How Does A Court Find And Interpret An Oral Construction Contract

Construction Contract  –  Interpretation – Oral Contract

A contract in the construction industry is usually in written form.  Often the contract will follow the CCDC form of contract.  But what principles should apply to the interpretation of oral contracts?  The British Columbia Court of Appeal recently addressed this issue in Copcan Contacting Ltd v. Ashlaur Trading Inc.

The alleged contract was for the logging of lands in British Columbia.  While the contract was not for the construction of a building, the principles that the court applied are the same that are applied to building contracts.

The parties did not agree that there was a contract, and if there was such a contract, what the terms of it were.  The plaintiff asserted that there was a contract and the defendant said that there was not.  The trial judge held that there was a contract.  An appeal was taken to the British Columbia Court of Appeal.

The parties acknowledged that the test to determine whether there was a contract was an objective test, that is, whether a reasonable bystander observing the parties would have concluded that they had made a contract.  In dealing with this question and with the question of what terms the contract (if made) contained, the Court of Appeal held that two principles applied.

 First, the Court must assume that the parties understand the business environment in which they were conducting their negotiations.  As the court said, the issue “must be viewed from the perspective of a reasonable person familiar with contracting practices in the British Columbia logging industry.”

Second, since the contract was an oral contract, the court would give a certain latitude or flexibility in determining what the terms of the contract were.  The court held that, having found there was an oral contract, the trial judge “was therefore entitled to exercise greater flexibility in the use of evidence in order to construe the contractual terms than can be utilized where the terms of the contract have been reduced to writing.”

In arriving at this latter conclusion, the Court of Appeal relied upon the reasoning in one of its prior decisions in which it had said that “this flexibility follows intuitively from the recognition that oral contracts must often be construed without the key interpretive tool used to understand written contracts – the words of the agreement.”

This decision demonstrates the inclination of a court to ensure that the reasonable expectations of the parties are not disappointed if, on the evidence, the court is satisfied that the parties made a contract.  Of course, the party asserting that a contract was made must demonstrate that fact on a balance of probabilities.  But if the court is satisfied that they did, then the court will be receptive to arguments about the contents of the contract in such a way that will give effect to the contract.

This decision is also a handy reference in relation to any dispute over an alleged oral contract.  It contains the three essential principles applicable to the existence and terms of the oral contract: the objective test to determine its existence; the industry perspective from which the parties must be assumed to be acting; and the flexibility with which the court will determine the terms of the contract.

See Goldsmith and Heintzman on Canadian Building Contracts, Chapter 1, Parts 1(b)-(c) and 3

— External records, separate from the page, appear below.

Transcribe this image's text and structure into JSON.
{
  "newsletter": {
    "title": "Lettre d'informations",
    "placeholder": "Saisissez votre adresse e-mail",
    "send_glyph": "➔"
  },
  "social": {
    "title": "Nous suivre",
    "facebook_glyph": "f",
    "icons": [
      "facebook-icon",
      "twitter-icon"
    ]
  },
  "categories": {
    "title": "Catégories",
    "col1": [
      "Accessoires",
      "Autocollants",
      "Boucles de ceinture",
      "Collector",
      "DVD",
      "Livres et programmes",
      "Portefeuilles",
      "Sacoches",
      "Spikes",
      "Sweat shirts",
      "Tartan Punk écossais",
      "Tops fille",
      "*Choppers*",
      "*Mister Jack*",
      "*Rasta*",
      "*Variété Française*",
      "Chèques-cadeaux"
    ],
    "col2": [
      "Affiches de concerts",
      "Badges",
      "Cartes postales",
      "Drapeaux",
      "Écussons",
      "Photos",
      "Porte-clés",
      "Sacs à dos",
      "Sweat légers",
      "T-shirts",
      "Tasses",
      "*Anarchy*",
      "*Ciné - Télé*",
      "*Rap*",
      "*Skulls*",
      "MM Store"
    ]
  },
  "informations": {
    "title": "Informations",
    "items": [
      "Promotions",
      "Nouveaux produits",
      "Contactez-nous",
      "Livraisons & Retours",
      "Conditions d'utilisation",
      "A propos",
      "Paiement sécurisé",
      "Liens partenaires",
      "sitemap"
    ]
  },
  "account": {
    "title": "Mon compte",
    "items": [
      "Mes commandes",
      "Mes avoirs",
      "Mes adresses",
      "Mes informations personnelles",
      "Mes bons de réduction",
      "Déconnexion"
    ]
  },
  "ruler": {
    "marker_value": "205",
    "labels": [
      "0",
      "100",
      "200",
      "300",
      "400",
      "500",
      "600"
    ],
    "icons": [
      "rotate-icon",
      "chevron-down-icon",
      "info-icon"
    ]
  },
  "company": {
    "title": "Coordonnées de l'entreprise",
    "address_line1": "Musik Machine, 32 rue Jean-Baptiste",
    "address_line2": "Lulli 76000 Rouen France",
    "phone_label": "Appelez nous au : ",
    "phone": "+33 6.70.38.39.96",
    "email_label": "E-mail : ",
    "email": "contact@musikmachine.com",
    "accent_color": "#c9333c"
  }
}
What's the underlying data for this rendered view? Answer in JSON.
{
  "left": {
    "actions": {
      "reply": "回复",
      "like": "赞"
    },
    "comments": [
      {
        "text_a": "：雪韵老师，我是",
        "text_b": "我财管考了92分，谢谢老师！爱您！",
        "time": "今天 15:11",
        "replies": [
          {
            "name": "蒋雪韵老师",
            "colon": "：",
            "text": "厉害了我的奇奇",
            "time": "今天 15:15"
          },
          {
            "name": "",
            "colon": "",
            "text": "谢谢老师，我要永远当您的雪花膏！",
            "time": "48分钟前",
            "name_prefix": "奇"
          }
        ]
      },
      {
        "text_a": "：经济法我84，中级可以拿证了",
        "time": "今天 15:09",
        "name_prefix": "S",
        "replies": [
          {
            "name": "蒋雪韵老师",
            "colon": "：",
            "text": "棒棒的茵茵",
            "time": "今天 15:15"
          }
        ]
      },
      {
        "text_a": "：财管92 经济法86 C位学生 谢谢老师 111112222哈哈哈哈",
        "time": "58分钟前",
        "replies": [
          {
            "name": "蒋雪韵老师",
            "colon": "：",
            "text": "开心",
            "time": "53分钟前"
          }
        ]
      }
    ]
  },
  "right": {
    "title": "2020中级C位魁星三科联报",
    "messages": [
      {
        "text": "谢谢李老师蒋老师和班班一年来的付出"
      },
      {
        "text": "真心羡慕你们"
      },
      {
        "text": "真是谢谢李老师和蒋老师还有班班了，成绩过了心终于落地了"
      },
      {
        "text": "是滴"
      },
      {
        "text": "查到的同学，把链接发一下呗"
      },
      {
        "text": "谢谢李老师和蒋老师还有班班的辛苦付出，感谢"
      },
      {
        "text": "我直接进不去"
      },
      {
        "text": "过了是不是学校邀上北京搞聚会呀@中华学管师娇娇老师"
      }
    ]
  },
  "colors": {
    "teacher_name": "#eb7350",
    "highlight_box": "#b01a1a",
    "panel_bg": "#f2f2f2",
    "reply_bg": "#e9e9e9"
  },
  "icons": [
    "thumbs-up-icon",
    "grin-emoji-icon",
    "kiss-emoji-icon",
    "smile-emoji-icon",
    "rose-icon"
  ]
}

Construction Contract  –  Interpretation  –  Oral Contract :

 Copcan Contracting Ltd v. Ashlaur Trading Inc., 2010 BCCA 597

Thomas G. Heintzman O.C., Q.C.                                                                           August 8, 2011